himanshumalhotra1990 Mahmud6 There are a few problems with that interpretation of D.

First, yes, the lack of a comma is a problem. Without the comma, the word "and" clearly links the two adjoining items ("imparting" and "encouraged"). With the comma, we might in theory see "imparting his knowledge to students" as an aside between two parallel past tense verbs. However, this would still be ruined by the use of the pronoun "them." This clearly refers to the word "students" in the previous term. This links the two parts together, showing that the author's intent is for those two parts to work together. If we had any doubt, we might also notice that none of the other answer choices make "taught" and "encouraged" (or any form thereof) parallel. We'd only see a right answer that deviated from all the others if the other version had a clear flaw of meaning or grammar. To clarify the problem, simply take the proposed "modifier" out and see if the sentence still works:

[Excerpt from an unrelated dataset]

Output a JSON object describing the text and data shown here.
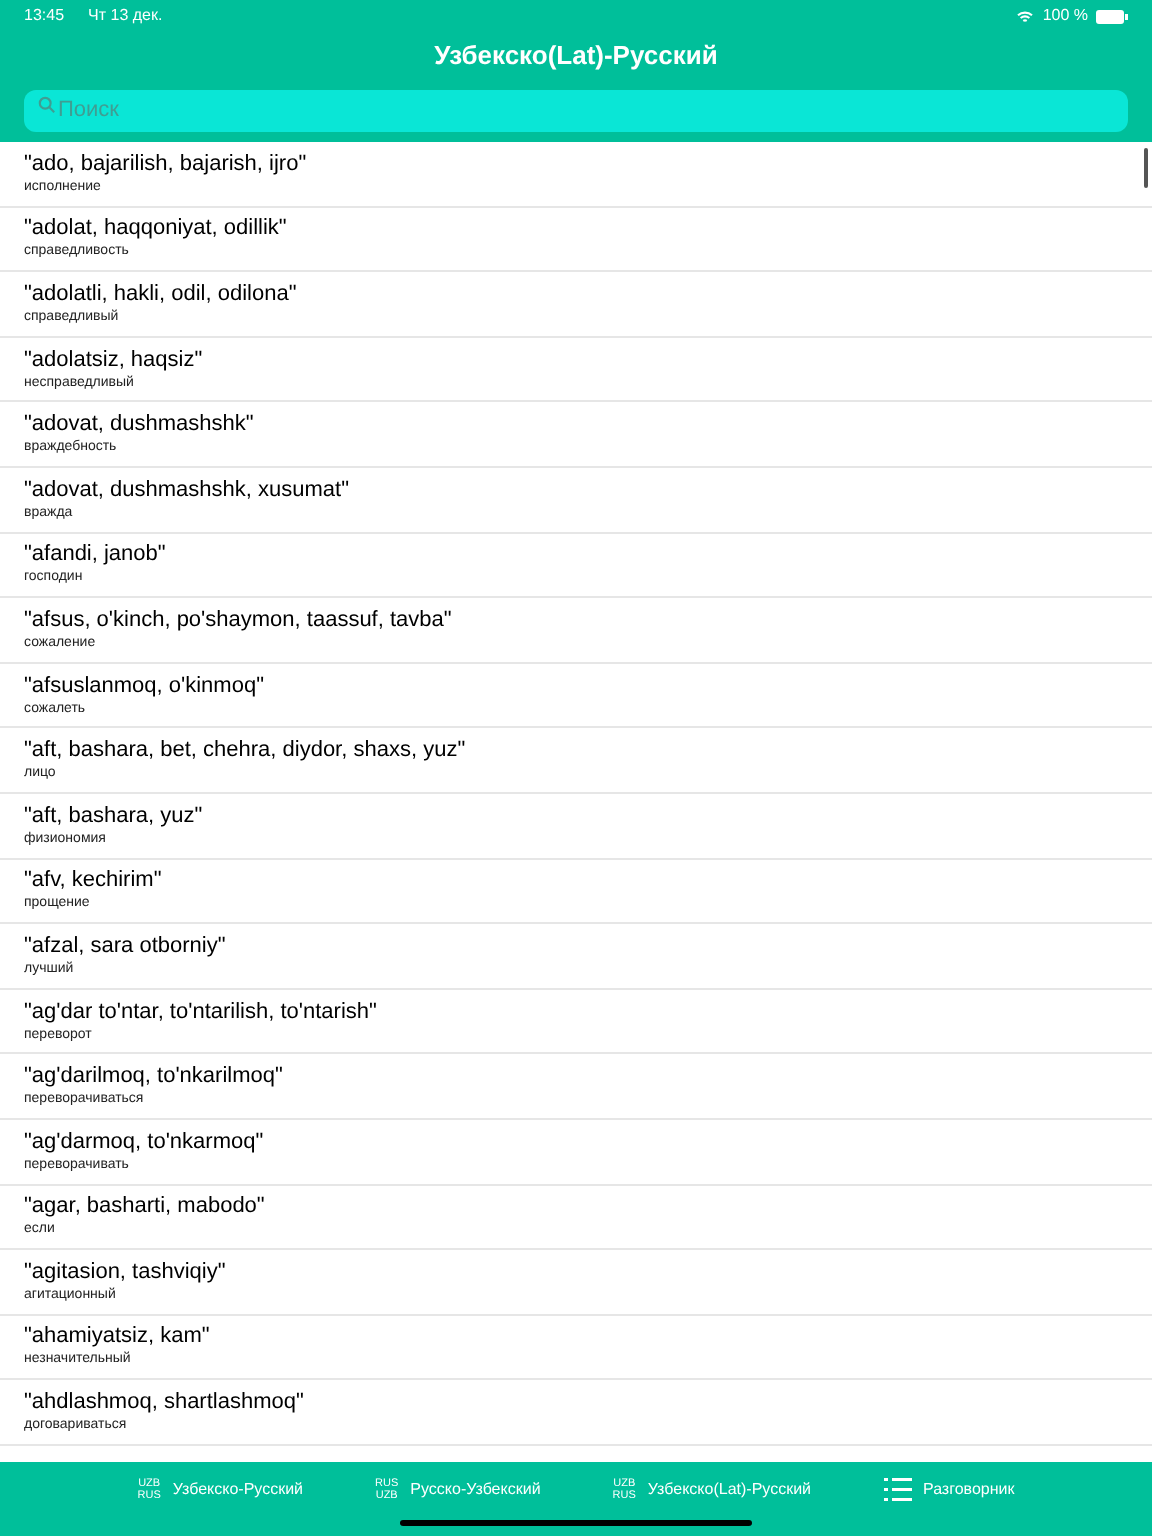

When he could no longer play violin himself, Howard taught and encouraged them to be as successful as he once was.

Nope! We can drop D.
_________________

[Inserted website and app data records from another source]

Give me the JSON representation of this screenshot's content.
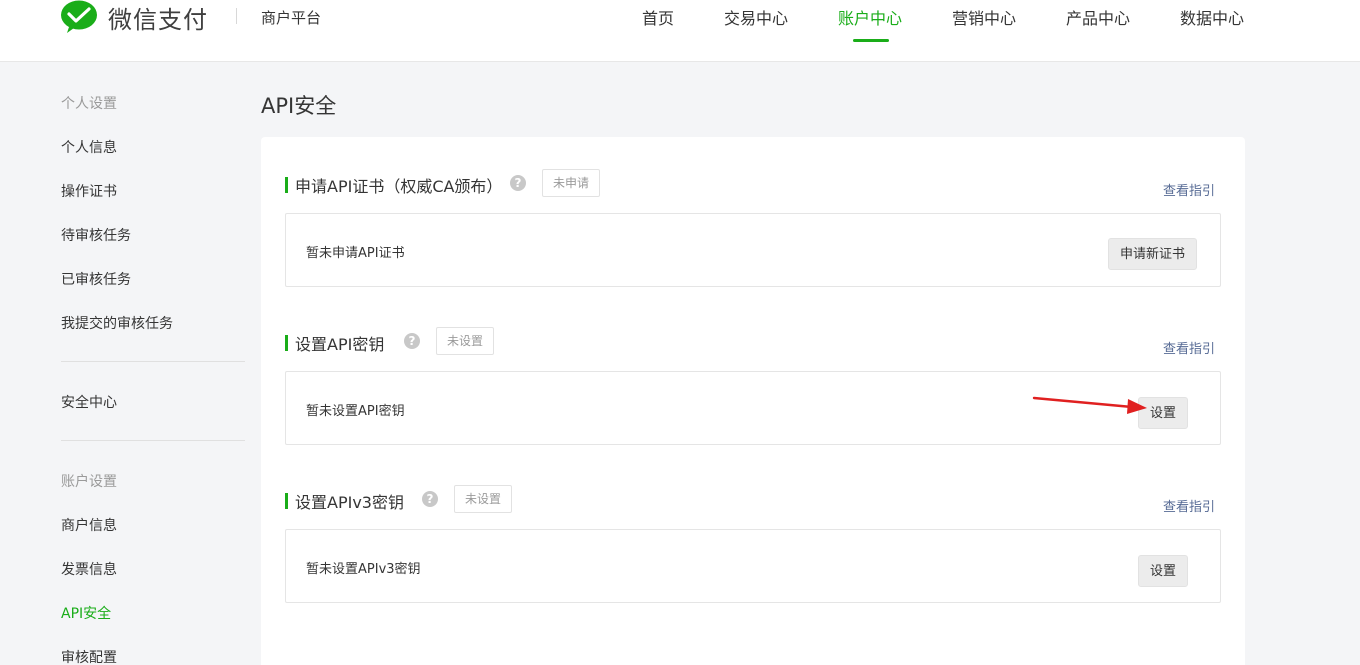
{
  "header": {
    "brand": "微信支付",
    "sub_brand": "商户平台",
    "nav": [
      "首页",
      "交易中心",
      "账户中心",
      "营销中心",
      "产品中心",
      "数据中心"
    ],
    "active_nav": "账户中心"
  },
  "sidebar": {
    "group_personal": "个人设置",
    "personal_items": [
      "个人信息",
      "操作证书",
      "待审核任务",
      "已审核任务",
      "我提交的审核任务"
    ],
    "security": "安全中心",
    "group_account": "账户设置",
    "account_items": [
      "商户信息",
      "发票信息",
      "API安全",
      "审核配置"
    ],
    "active_item": "API安全"
  },
  "main": {
    "title": "API安全",
    "sections": [
      {
        "title": "申请API证书（权威CA颁布）",
        "help": "?",
        "status": "未申请",
        "guide": "查看指引",
        "message": "暂未申请API证书",
        "button": "申请新证书"
      },
      {
        "title": "设置API密钥",
        "help": "?",
        "status": "未设置",
        "guide": "查看指引",
        "message": "暂未设置API密钥",
        "button": "设置"
      },
      {
        "title": "设置APIv3密钥",
        "help": "?",
        "status": "未设置",
        "guide": "查看指引",
        "message": "暂未设置APIv3密钥",
        "button": "设置"
      }
    ]
  },
  "colors": {
    "accent": "#1aad19",
    "link": "#576b95",
    "annotation_arrow": "#e02020"
  },
  "icons": {
    "logo": "wechat-pay-logo-icon",
    "help": "question-circle-icon",
    "annotation": "red-arrow-icon"
  }
}
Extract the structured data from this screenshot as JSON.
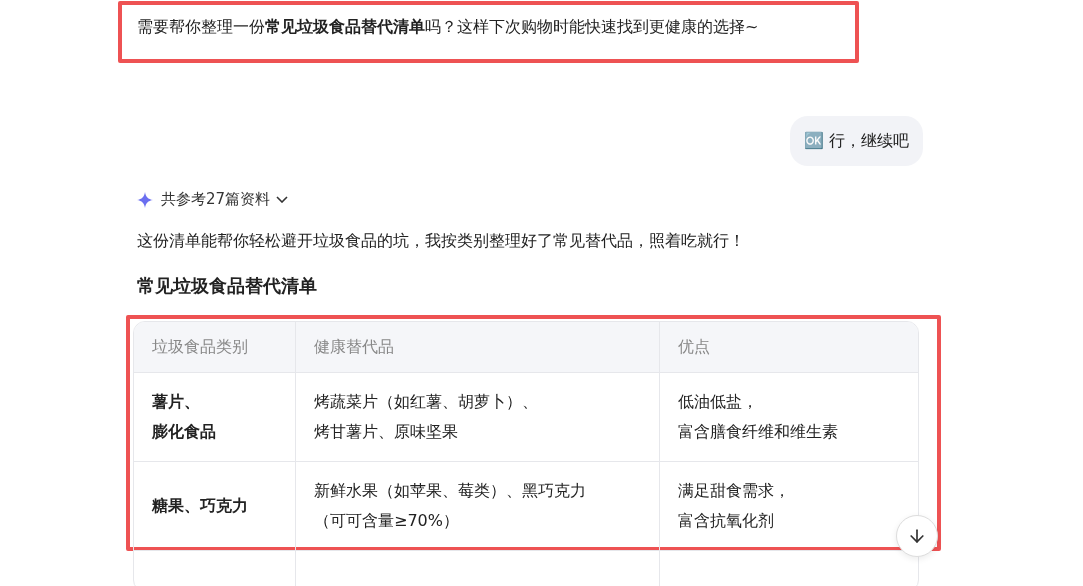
{
  "intro": {
    "text": "需要帮你整理一份**常见垃圾食品替代清单**吗？这样下次购物时能快速找到更健康的选择~",
    "highlighted": true
  },
  "user_message": {
    "text": "🆗 行，继续吧"
  },
  "sources": {
    "label": "共参考27篇资料",
    "expanded": false
  },
  "answer": {
    "paragraph": "这份清单能帮你轻松避开垃圾食品的坑，我按类别整理好了常见替代品，照着吃就行！",
    "heading": "常见垃圾食品替代清单",
    "table": {
      "highlighted": true,
      "columns": [
        "垃圾食品类别",
        "健康替代品",
        "优点"
      ],
      "rows": [
        {
          "cells": [
            {
              "lines": [
                "薯片、",
                "膨化食品"
              ]
            },
            {
              "lines": [
                "烤蔬菜片（如红薯、胡萝卜）、",
                "烤甘薯片、原味坚果"
              ]
            },
            {
              "lines": [
                "低油低盐，",
                "富含膳食纤维和维生素"
              ]
            }
          ]
        },
        {
          "cells": [
            {
              "lines": [
                "糖果、巧克力"
              ]
            },
            {
              "lines": [
                "新鲜水果（如苹果、莓类）、黑巧克力",
                "（可可含量≥70%）"
              ]
            },
            {
              "lines": [
                "满足甜食需求，",
                "富含抗氧化剂"
              ]
            }
          ]
        }
      ]
    }
  }
}
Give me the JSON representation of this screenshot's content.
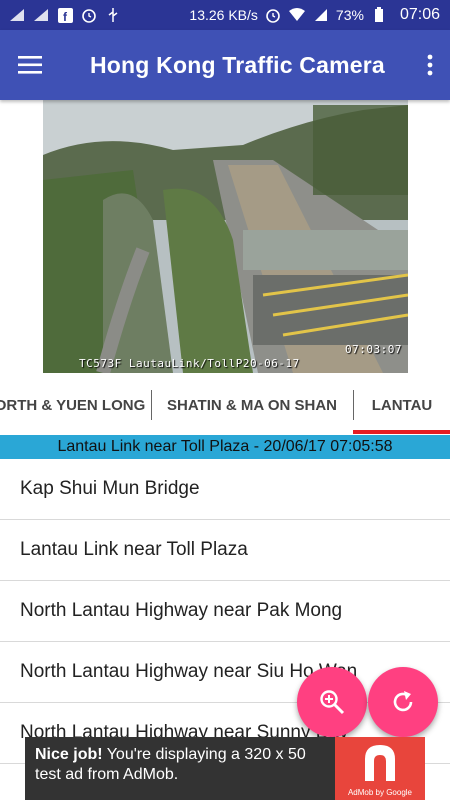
{
  "status_bar": {
    "net_speed": "13.26 KB/s",
    "battery": "73%",
    "time": "07:06"
  },
  "app_bar": {
    "title": "Hong Kong Traffic Camera"
  },
  "camera": {
    "caption_time": "07:03:07",
    "caption_id": "TC573F LautauLink/TollP20-06-17"
  },
  "tabs": [
    {
      "label": "ORTH & YUEN LONG"
    },
    {
      "label": "SHATIN & MA ON SHAN"
    },
    {
      "label": "LANTAU"
    }
  ],
  "selected_tab": "LANTAU",
  "status_line": "Lantau Link near Toll Plaza - 20/06/17 07:05:58",
  "list_items": [
    "Kap Shui Mun Bridge",
    "Lantau Link near Toll Plaza",
    "North Lantau Highway near Pak Mong",
    "North Lantau Highway near Siu Ho Wan",
    "North Lantau Highway near Sunny Bay"
  ],
  "ad": {
    "headline": "Nice job!",
    "body": "You're displaying a 320 x 50 test ad from AdMob.",
    "logo_caption": "AdMob by Google"
  },
  "colors": {
    "app_bar": "#3f51b5",
    "status_bar": "#2b3595",
    "fab": "#ff4081",
    "tab_indicator": "#e51c23",
    "status_line_bg": "#2aa7d6"
  },
  "icons": {
    "menu": "hamburger-menu-icon",
    "more": "more-vert-icon",
    "zoom": "zoom-in-icon",
    "refresh": "refresh-icon"
  }
}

Dmitry Farber | Manhattan GMAT Instructor | New York


Manhattan GMAT Discount | Manhattan GMAT Course Reviews | View Instructor Profile |
Manhattan GMAT Reviews

Kudos [?]: 1261 [1], given: 30

Re: When he could no longer play violin himself, Howard taught,   [#permalink] 29 Oct 2017, 23:52

Go to page   Previous    1   2   [ 24 posts ] 

Display posts from previous: Sort by

When he could no longer play violin himself, Howard taught,

  new topic post reply Question banks Downloads My Bookmarks Reviews Important topics  


GMAT Club MBA Forum Home| About| Terms and Conditions| GMAT Club Rules| Contact| Sitemap

Powered by phpBB © phpBB Group | Emoji artwork provided by EmojiOne

Kindly note that the GMAT® test is a registered trademark of the Graduate Management Admission Council®, and this site has neither been reviewed nor endorsed by GMAC®.